Supreme Court Union Ruling, Knox v. SEIU, Could Cut Back Labor's Political Speech
Professor William B. Gould is quoted by Cole Stangler of the Huffington Post in the following article on the use of labor union dues for political spending.
The ability of organized labor to spend money on political issues recently took a hit from the Supreme Court.
The case, Knox v. Service Employees International Union, Local 1000, asked whether a local union needed to send out a notice before deducting certain fees from the paychecks of non-union members covered by SEIU-negotiated contracts. The fees in question constituted a "special assessment" to help challenge two California state ballot referendums in 2005. In a 7-2 ruling, the court on June 21 concluded that the public sector union did not give proper notice to non-union members before making the deductions.
"The court's opinion makes clear its displeasure with 60 years of precedent on the dues issue, which have placed the burden on employees who object [to political spending] to opt out," said William Gould, who from 1994 to 1998 chaired the National Labor Relations Board, the federal agency that governs labor relations in the private sector. "This decision is an invitation to litigate this issue."

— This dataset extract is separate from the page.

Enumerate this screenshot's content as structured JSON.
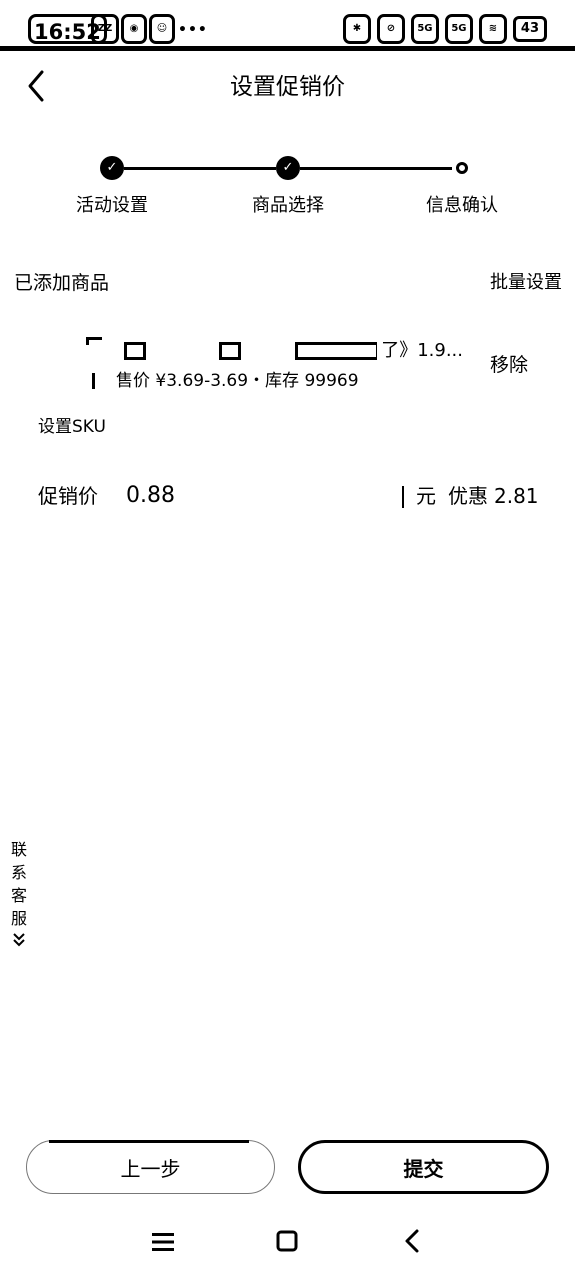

Although the Knox case involved special assessments on non-union members, Gould said, the Supreme Court’s reasoning suggests that it could be applied to all union dues that fund political spending paid by non-members. The next time that a union goes through the standard process of notifying non-members they have the ability to opt out, the union may well be met with a legal challenge, warned Gould. "[This decision] indicates that if these five [justices] are there when these cases come back to the Court, that the Court will decide these cases adversely to unions," he said.